In the listing below, find each line that holds the string "screenshot" and copy it.

───── EXTRACTED DATA

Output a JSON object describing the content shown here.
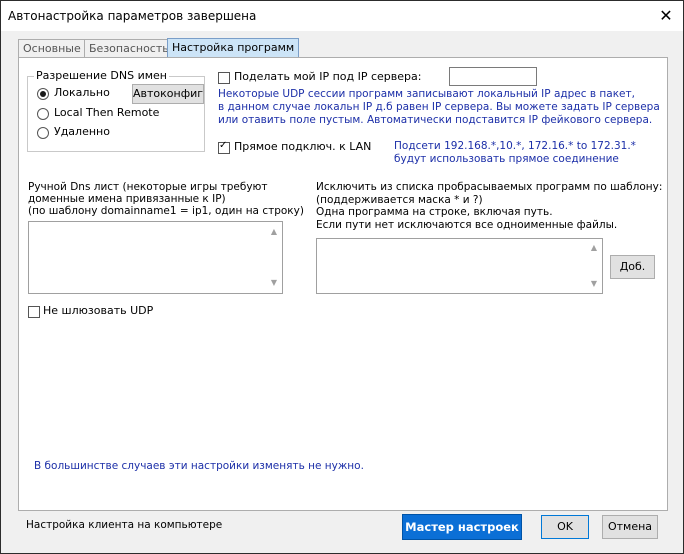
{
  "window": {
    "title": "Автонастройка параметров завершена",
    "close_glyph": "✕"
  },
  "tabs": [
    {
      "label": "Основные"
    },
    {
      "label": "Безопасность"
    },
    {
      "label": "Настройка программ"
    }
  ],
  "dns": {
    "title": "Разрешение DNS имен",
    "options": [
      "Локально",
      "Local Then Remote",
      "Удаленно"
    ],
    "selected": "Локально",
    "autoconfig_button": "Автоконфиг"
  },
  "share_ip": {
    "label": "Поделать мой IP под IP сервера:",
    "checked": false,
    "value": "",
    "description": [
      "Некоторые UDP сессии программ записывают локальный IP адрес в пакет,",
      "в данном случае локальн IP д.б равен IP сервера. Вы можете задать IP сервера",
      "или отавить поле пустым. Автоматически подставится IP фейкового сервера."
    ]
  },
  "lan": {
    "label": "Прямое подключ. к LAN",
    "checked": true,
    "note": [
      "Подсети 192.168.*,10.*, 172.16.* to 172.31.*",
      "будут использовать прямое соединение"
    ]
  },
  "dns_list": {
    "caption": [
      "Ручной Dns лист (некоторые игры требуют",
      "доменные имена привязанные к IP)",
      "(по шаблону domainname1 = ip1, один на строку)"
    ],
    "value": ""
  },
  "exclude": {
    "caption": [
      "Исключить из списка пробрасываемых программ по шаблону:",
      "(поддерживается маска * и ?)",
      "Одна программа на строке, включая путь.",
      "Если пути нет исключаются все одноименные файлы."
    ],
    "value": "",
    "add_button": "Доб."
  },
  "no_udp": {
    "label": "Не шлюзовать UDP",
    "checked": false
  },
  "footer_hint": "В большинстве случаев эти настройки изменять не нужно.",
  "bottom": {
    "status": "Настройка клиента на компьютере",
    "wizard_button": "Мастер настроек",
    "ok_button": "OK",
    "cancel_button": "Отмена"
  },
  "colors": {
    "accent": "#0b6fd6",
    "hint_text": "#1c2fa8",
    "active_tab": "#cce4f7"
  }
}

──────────
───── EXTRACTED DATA

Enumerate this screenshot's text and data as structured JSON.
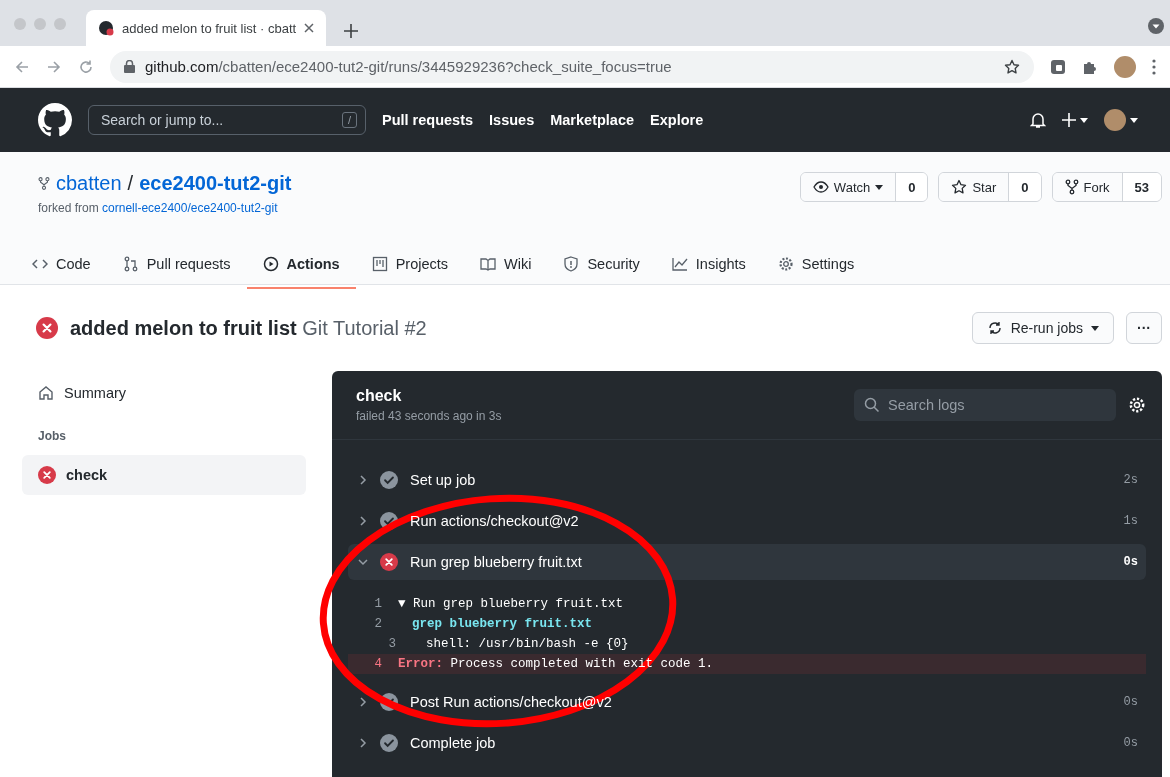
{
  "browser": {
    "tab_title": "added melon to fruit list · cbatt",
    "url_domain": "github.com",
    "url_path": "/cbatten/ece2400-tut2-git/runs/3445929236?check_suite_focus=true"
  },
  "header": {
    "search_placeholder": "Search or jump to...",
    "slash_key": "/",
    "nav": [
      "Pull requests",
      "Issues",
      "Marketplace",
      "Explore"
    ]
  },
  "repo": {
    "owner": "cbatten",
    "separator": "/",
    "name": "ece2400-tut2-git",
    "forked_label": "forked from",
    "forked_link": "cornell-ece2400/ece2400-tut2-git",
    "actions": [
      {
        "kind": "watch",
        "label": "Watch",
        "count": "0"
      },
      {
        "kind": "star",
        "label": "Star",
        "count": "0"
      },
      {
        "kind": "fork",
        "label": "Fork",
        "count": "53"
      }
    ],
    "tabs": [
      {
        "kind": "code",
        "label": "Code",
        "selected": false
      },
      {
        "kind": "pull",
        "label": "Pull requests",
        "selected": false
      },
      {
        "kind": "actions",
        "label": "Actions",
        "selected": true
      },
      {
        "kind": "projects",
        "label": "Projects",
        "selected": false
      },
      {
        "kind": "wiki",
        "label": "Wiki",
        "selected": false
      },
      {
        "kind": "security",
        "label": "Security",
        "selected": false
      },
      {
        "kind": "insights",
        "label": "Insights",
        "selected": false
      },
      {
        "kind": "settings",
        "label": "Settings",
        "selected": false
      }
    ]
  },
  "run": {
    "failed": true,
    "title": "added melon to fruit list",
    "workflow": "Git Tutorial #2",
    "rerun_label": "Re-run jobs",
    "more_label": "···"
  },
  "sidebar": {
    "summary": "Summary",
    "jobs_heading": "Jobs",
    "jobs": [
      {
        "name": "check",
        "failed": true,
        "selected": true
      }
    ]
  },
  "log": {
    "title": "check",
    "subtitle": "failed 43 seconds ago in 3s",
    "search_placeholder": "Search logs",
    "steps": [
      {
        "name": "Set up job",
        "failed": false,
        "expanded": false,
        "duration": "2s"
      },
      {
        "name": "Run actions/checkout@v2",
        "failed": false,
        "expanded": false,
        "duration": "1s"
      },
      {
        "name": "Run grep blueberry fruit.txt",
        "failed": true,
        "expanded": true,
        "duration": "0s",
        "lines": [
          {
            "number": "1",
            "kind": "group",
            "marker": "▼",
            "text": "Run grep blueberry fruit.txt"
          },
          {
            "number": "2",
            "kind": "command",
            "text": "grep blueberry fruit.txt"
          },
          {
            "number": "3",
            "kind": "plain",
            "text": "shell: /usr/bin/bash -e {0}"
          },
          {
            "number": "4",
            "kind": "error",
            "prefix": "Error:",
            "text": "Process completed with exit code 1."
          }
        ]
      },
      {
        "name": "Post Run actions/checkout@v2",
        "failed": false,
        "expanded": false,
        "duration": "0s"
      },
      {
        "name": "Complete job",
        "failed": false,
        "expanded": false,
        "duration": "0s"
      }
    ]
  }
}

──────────
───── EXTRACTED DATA

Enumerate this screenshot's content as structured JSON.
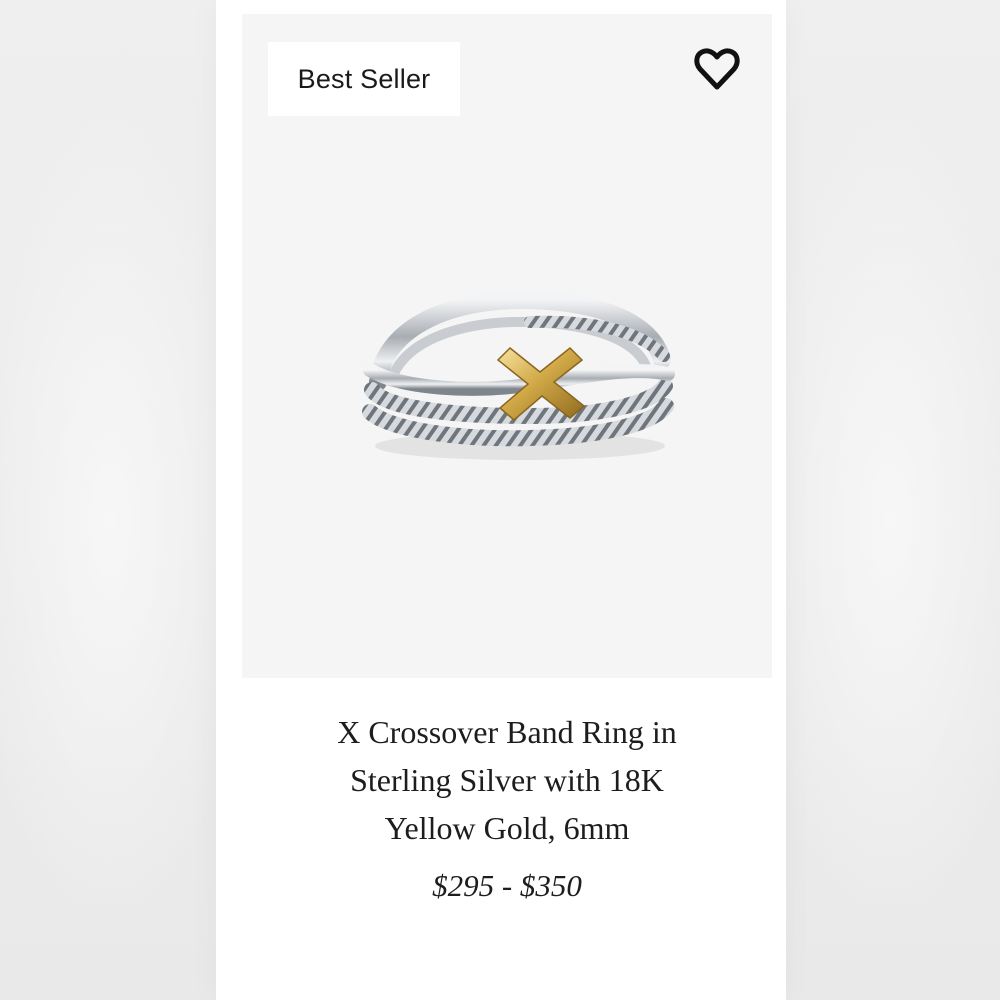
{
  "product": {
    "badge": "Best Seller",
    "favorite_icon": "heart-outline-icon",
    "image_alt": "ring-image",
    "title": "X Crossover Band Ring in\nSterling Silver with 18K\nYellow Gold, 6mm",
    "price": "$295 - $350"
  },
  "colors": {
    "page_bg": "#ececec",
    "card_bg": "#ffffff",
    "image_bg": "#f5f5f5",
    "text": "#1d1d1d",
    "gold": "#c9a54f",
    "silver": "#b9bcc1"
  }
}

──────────

§ **TASK ANSWER**:
Enumerate this screenshot's text and data as structured JSON.
Enumerate this screenshot's content as structured JSON.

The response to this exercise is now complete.